_EXERCISE BRIEF_
This exercise calls for every record to be set down again, exactly and in full.

_Stored records_
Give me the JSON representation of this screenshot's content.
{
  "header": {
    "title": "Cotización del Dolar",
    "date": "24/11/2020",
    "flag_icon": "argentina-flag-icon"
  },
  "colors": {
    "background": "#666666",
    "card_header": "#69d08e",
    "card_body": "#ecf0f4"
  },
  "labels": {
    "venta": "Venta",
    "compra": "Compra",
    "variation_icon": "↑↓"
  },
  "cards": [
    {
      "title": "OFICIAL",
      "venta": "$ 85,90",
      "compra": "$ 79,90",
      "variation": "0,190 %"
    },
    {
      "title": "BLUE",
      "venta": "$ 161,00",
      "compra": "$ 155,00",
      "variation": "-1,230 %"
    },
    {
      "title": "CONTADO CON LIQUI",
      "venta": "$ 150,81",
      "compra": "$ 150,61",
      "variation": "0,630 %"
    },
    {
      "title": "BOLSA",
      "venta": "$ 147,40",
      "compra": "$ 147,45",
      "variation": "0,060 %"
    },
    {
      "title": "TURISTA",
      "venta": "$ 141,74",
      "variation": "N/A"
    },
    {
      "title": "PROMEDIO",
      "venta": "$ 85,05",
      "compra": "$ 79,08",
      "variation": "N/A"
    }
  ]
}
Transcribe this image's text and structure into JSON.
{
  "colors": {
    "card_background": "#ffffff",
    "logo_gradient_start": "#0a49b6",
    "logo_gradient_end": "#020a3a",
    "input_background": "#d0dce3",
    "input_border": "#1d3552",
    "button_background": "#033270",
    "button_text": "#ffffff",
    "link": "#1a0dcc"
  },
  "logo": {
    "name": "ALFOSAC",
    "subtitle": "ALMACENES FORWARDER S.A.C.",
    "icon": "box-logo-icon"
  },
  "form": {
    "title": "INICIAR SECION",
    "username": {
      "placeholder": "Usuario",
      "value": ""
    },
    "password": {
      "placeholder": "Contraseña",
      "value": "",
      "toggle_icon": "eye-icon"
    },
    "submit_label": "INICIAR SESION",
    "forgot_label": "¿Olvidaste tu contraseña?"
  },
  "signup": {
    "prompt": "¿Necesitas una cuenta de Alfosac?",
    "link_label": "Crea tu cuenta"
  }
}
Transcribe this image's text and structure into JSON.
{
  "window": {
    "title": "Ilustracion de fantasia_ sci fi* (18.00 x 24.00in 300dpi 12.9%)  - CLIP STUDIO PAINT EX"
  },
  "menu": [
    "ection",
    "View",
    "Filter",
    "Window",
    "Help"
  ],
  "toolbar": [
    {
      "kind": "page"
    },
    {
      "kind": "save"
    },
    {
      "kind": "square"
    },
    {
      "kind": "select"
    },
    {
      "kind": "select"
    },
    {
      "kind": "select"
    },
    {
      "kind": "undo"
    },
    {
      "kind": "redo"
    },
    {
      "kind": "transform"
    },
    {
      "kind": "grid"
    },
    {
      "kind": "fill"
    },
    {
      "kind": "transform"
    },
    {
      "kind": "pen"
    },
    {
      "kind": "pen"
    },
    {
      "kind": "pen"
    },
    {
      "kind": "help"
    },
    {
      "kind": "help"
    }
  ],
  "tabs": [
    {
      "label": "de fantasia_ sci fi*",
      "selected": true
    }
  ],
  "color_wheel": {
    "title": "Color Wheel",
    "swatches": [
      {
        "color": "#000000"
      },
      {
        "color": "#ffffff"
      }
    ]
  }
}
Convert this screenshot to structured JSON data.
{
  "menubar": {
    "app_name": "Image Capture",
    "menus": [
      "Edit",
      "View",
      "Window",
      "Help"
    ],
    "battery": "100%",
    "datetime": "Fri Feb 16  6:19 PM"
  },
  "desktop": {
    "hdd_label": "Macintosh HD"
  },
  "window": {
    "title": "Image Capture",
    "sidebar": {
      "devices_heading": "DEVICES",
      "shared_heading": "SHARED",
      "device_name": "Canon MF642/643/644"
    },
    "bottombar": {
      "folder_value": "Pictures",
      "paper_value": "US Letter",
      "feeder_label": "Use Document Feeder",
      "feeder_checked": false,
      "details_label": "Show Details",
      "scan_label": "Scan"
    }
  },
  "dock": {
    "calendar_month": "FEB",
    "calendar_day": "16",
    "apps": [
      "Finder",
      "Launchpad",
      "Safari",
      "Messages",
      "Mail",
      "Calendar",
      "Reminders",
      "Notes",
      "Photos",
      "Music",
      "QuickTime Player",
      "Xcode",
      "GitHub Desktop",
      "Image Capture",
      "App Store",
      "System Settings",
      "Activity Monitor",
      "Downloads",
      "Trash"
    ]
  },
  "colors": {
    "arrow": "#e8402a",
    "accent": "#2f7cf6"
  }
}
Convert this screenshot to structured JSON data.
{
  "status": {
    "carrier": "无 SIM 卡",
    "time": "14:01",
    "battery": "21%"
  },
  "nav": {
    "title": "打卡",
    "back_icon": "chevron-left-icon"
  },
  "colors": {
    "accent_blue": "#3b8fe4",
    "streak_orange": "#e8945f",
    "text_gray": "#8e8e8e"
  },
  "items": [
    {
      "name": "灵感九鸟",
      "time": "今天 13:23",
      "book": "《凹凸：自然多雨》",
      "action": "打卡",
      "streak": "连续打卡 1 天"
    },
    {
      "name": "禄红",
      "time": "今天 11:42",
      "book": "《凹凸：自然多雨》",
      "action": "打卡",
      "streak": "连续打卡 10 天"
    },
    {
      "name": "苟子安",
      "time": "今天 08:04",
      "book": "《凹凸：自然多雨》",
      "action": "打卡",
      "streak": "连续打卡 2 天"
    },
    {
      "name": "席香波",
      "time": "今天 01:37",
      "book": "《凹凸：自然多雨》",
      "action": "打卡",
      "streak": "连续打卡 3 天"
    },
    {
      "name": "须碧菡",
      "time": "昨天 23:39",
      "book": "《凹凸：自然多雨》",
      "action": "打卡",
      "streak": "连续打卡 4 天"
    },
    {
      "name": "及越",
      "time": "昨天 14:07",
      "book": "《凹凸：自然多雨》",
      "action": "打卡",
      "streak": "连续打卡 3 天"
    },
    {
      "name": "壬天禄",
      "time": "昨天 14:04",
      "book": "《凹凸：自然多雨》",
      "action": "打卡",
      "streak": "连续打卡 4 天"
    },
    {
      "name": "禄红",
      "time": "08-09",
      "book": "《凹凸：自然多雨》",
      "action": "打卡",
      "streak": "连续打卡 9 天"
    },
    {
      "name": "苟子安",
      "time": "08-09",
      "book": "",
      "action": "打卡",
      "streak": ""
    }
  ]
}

_EXERCISE RESULT_
Give me the JSON representation of this screenshot's content.
{
  "header": {
    "title": "Cotización del Dolar",
    "date": "24/11/2020",
    "flag_icon": "argentina-flag-icon"
  },
  "colors": {
    "background": "#666666",
    "card_header": "#69d08e",
    "card_body": "#ecf0f4"
  },
  "labels": {
    "venta": "Venta",
    "compra": "Compra",
    "variation_icon": "↑↓"
  },
  "cards": [
    {
      "title": "OFICIAL",
      "venta": "$ 85,90",
      "compra": "$ 79,90",
      "variation": "0,190 %"
    },
    {
      "title": "BLUE",
      "venta": "$ 161,00",
      "compra": "$ 155,00",
      "variation": "-1,230 %"
    },
    {
      "title": "CONTADO CON LIQUI",
      "venta": "$ 150,81",
      "compra": "$ 150,61",
      "variation": "0,630 %"
    },
    {
      "title": "BOLSA",
      "venta": "$ 147,40",
      "compra": "$ 147,45",
      "variation": "0,060 %"
    },
    {
      "title": "TURISTA",
      "venta": "$ 141,74",
      "variation": "N/A"
    },
    {
      "title": "PROMEDIO",
      "venta": "$ 85,05",
      "compra": "$ 79,08",
      "variation": "N/A"
    }
  ]
}
Transcribe this image's text and structure into JSON.
{
  "colors": {
    "card_background": "#ffffff",
    "logo_gradient_start": "#0a49b6",
    "logo_gradient_end": "#020a3a",
    "input_background": "#d0dce3",
    "input_border": "#1d3552",
    "button_background": "#033270",
    "button_text": "#ffffff",
    "link": "#1a0dcc"
  },
  "logo": {
    "name": "ALFOSAC",
    "subtitle": "ALMACENES FORWARDER S.A.C.",
    "icon": "box-logo-icon"
  },
  "form": {
    "title": "INICIAR SECION",
    "username": {
      "placeholder": "Usuario",
      "value": ""
    },
    "password": {
      "placeholder": "Contraseña",
      "value": "",
      "toggle_icon": "eye-icon"
    },
    "submit_label": "INICIAR SESION",
    "forgot_label": "¿Olvidaste tu contraseña?"
  },
  "signup": {
    "prompt": "¿Necesitas una cuenta de Alfosac?",
    "link_label": "Crea tu cuenta"
  }
}
Transcribe this image's text and structure into JSON.
{
  "window": {
    "title": "Ilustracion de fantasia_ sci fi* (18.00 x 24.00in 300dpi 12.9%)  - CLIP STUDIO PAINT EX"
  },
  "menu": [
    "ection",
    "View",
    "Filter",
    "Window",
    "Help"
  ],
  "toolbar": [
    {
      "kind": "page"
    },
    {
      "kind": "save"
    },
    {
      "kind": "square"
    },
    {
      "kind": "select"
    },
    {
      "kind": "select"
    },
    {
      "kind": "select"
    },
    {
      "kind": "undo"
    },
    {
      "kind": "redo"
    },
    {
      "kind": "transform"
    },
    {
      "kind": "grid"
    },
    {
      "kind": "fill"
    },
    {
      "kind": "transform"
    },
    {
      "kind": "pen"
    },
    {
      "kind": "pen"
    },
    {
      "kind": "pen"
    },
    {
      "kind": "help"
    },
    {
      "kind": "help"
    }
  ],
  "tabs": [
    {
      "label": "de fantasia_ sci fi*",
      "selected": true
    }
  ],
  "color_wheel": {
    "title": "Color Wheel",
    "swatches": [
      {
        "color": "#000000"
      },
      {
        "color": "#ffffff"
      }
    ]
  }
}
Convert this screenshot to structured JSON data.
{
  "menubar": {
    "app_name": "Image Capture",
    "menus": [
      "Edit",
      "View",
      "Window",
      "Help"
    ],
    "battery": "100%",
    "datetime": "Fri Feb 16  6:19 PM"
  },
  "desktop": {
    "hdd_label": "Macintosh HD"
  },
  "window": {
    "title": "Image Capture",
    "sidebar": {
      "devices_heading": "DEVICES",
      "shared_heading": "SHARED",
      "device_name": "Canon MF642/643/644"
    },
    "bottombar": {
      "folder_value": "Pictures",
      "paper_value": "US Letter",
      "feeder_label": "Use Document Feeder",
      "feeder_checked": false,
      "details_label": "Show Details",
      "scan_label": "Scan"
    }
  },
  "dock": {
    "calendar_month": "FEB",
    "calendar_day": "16",
    "apps": [
      "Finder",
      "Launchpad",
      "Safari",
      "Messages",
      "Mail",
      "Calendar",
      "Reminders",
      "Notes",
      "Photos",
      "Music",
      "QuickTime Player",
      "Xcode",
      "GitHub Desktop",
      "Image Capture",
      "App Store",
      "System Settings",
      "Activity Monitor",
      "Downloads",
      "Trash"
    ]
  },
  "colors": {
    "arrow": "#e8402a",
    "accent": "#2f7cf6"
  }
}
Convert this screenshot to structured JSON data.
{
  "status": {
    "carrier": "无 SIM 卡",
    "time": "14:01",
    "battery": "21%"
  },
  "nav": {
    "title": "打卡",
    "back_icon": "chevron-left-icon"
  },
  "colors": {
    "accent_blue": "#3b8fe4",
    "streak_orange": "#e8945f",
    "text_gray": "#8e8e8e"
  },
  "items": [
    {
      "name": "灵感九鸟",
      "time": "今天 13:23",
      "book": "《凹凸：自然多雨》",
      "action": "打卡",
      "streak": "连续打卡 1 天"
    },
    {
      "name": "禄红",
      "time": "今天 11:42",
      "book": "《凹凸：自然多雨》",
      "action": "打卡",
      "streak": "连续打卡 10 天"
    },
    {
      "name": "苟子安",
      "time": "今天 08:04",
      "book": "《凹凸：自然多雨》",
      "action": "打卡",
      "streak": "连续打卡 2 天"
    },
    {
      "name": "席香波",
      "time": "今天 01:37",
      "book": "《凹凸：自然多雨》",
      "action": "打卡",
      "streak": "连续打卡 3 天"
    },
    {
      "name": "须碧菡",
      "time": "昨天 23:39",
      "book": "《凹凸：自然多雨》",
      "action": "打卡",
      "streak": "连续打卡 4 天"
    },
    {
      "name": "及越",
      "time": "昨天 14:07",
      "book": "《凹凸：自然多雨》",
      "action": "打卡",
      "streak": "连续打卡 3 天"
    },
    {
      "name": "壬天禄",
      "time": "昨天 14:04",
      "book": "《凹凸：自然多雨》",
      "action": "打卡",
      "streak": "连续打卡 4 天"
    },
    {
      "name": "禄红",
      "time": "08-09",
      "book": "《凹凸：自然多雨》",
      "action": "打卡",
      "streak": "连续打卡 9 天"
    },
    {
      "name": "苟子安",
      "time": "08-09",
      "book": "",
      "action": "打卡",
      "streak": ""
    }
  ]
}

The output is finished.